5. Fear of Riding in the Car:
Pups are often afraid of car rides, which can make taking them on trips or to the vet a difficult and stressful experience. There are some possible reasons why a dog may develop this fear, including previous bad experiences, motion sickness, or anxiety about being away from its owner. Whatever the cause, there are a few things you can do to help your canine feel more comfortable in the car.
First, try to make the car a positive place for your dog. This means taking them on short car rides frequently so that they get used to the sensation and associate it with good things. You can also give them treats in the car or play calm music to help them relax.
6. Fear of Going Up and Down Stairs:
Many owners face the fear of their dogs climbing up and down stairs, and it is not just a nuisance – it can also be dangerous. When your dog climbs up or down stairs, they put their whole body weight onto their front paws and can easily fall. If your pooch falls down the stairs, it can easily break its neck or other bones.
If left untreated, this phobia can lead to other health issues such as stress, depression, and digestive problems. To overcome this fear, start by teaching your dog obedience exercises that involve ascending and descending stairs. You can also try using a stair climber with your pooch, or installing a safety gate at the top and bottom of the stairs.
7. Fear of Men:
Dogs have a natural fear of men, which is instilled in them by their mothers from a young age. This fear is beneficial to the dog, as it helps to protect them from potential harm. It can be caused by various factors, such as witnessing violence or abuse as a pup, being around people too much who are acting aggressively, or even being around unfamiliar men who smell like alcohol.
This can be a problem for owners, as it can make it difficult for them to interact with their pup, and may even pose a safety risk. There are various ways to help a dog overcome their fear of men, such as socialization, desensitization, and counterconditioning. With patience and consistency, most dogs can learn to overcome their fear and build positive relationships with the men in their lives.
8. Fear of Children
Dogs are pack animals and as such, they are naturally afraid of anyone who is not part of their pack. This includes children, as they can pose a danger to the dog’s pack and hierarchy. Children may be unpredictable and can be very mischievous. Due to this, canines may become scared of all children, even if they know them well.

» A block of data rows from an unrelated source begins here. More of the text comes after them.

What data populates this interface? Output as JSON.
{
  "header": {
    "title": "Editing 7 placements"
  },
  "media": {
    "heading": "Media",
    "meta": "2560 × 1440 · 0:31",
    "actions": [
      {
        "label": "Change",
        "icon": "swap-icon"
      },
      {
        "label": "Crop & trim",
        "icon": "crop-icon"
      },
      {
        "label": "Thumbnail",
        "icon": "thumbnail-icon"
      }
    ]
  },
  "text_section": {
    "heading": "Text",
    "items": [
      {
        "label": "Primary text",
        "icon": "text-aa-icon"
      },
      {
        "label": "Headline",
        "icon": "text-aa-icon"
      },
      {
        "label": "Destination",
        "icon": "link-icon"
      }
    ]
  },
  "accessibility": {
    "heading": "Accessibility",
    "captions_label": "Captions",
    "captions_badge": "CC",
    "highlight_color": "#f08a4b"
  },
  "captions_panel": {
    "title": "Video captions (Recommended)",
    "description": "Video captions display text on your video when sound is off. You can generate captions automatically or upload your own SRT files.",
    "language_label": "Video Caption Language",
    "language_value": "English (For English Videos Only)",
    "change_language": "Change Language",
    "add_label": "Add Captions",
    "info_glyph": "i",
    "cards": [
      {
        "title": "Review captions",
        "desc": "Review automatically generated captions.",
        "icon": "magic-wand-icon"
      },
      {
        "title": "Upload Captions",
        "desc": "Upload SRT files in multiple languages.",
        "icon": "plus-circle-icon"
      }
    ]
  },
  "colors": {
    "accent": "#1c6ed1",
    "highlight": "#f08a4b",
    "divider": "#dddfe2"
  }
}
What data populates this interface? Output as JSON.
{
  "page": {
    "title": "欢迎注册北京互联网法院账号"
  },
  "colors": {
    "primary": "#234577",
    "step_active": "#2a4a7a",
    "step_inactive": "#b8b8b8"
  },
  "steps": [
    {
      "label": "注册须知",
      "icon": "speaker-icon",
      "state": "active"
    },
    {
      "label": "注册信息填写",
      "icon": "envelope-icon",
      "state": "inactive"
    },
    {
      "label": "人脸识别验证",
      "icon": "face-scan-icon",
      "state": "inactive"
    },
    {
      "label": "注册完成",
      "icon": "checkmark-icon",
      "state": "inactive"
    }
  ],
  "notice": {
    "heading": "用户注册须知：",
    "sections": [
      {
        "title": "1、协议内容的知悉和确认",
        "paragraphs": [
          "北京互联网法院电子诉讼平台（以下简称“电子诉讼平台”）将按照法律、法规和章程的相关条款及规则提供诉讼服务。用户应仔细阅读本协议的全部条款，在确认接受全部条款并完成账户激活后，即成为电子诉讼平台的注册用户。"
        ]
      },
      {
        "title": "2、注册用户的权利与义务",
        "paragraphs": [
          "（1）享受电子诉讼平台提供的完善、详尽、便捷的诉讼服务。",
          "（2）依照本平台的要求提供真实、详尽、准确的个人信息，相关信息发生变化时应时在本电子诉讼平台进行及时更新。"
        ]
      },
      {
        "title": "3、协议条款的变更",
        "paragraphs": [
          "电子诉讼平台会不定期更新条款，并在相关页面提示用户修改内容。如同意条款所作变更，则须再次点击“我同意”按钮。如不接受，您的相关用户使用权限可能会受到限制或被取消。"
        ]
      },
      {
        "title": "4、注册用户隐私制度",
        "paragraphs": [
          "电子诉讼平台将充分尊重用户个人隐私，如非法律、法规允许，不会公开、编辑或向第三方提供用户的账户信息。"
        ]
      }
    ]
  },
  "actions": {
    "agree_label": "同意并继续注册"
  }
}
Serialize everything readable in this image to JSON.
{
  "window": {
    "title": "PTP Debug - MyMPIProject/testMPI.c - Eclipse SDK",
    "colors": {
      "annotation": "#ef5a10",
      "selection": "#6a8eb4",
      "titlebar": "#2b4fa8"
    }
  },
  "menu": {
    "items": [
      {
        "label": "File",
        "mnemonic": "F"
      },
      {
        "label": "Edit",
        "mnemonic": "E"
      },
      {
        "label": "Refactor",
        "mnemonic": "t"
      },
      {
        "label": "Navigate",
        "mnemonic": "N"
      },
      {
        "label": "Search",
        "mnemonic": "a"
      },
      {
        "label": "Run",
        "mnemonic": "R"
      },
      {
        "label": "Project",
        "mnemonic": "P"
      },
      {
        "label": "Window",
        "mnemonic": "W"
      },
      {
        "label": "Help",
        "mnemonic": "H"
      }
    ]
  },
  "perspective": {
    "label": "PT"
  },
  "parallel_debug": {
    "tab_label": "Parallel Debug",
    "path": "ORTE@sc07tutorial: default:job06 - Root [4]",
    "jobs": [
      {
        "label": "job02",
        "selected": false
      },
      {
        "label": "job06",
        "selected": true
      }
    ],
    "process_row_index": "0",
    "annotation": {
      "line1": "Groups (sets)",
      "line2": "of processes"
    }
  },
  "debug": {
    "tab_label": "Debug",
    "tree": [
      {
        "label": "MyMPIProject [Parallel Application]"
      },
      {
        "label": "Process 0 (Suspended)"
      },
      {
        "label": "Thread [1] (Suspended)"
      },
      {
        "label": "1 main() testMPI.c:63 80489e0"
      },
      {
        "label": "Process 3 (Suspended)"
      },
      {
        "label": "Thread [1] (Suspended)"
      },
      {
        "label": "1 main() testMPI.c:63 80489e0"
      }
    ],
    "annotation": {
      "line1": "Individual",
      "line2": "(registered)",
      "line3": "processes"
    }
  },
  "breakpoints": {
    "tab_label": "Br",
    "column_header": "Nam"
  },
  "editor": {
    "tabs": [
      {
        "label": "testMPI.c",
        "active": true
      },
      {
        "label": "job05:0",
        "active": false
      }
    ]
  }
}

If your dog is exhibiting any signs of being scared of kids, such as refusing to approach them, chewing on furniture, or anything else that might be associated with them, it is important to help him overcome this fear by providing him with positive reinforcement and avoiding situations where he could feel threatened.
9. Fear of Specific Objects
Dogs have evolved to be able to handle and survive in a variety of environments, but some fears and phobias are still prevalent in today’s pooches. One of the most common phobias is the fear of specific objects, which can be seen in both puppies and adult dogs. It could be that the object is new and unfamiliar, or it could be associated with something that was frightening for the dog in the past.
For example, a dog who was once attacked by a person wearing a hat may be afraid of hats because they remind the canine of the attack. Few dogs develop phobias towards vacuum cleaners, blenders, hair dryers, etc. Symptoms include trembling, avoidance, hiding, and even aggression.
If a dog is afraid of an object, it is essential to help the pup feel comfortable around that object. This can be done by slowly introducing the object to the dog in a safe and cheerful environment. With patience and positive reinforcement, the canine should eventually be able to overcome its fear of the object.
There are many ways to treat canine phobias and fears, including therapy, exercise, and training. The first step is to recognize the fear and learn how to work through it. If you have a dog that is exhibiting phobic or fearful behavior, the sooner you can treat it, the better.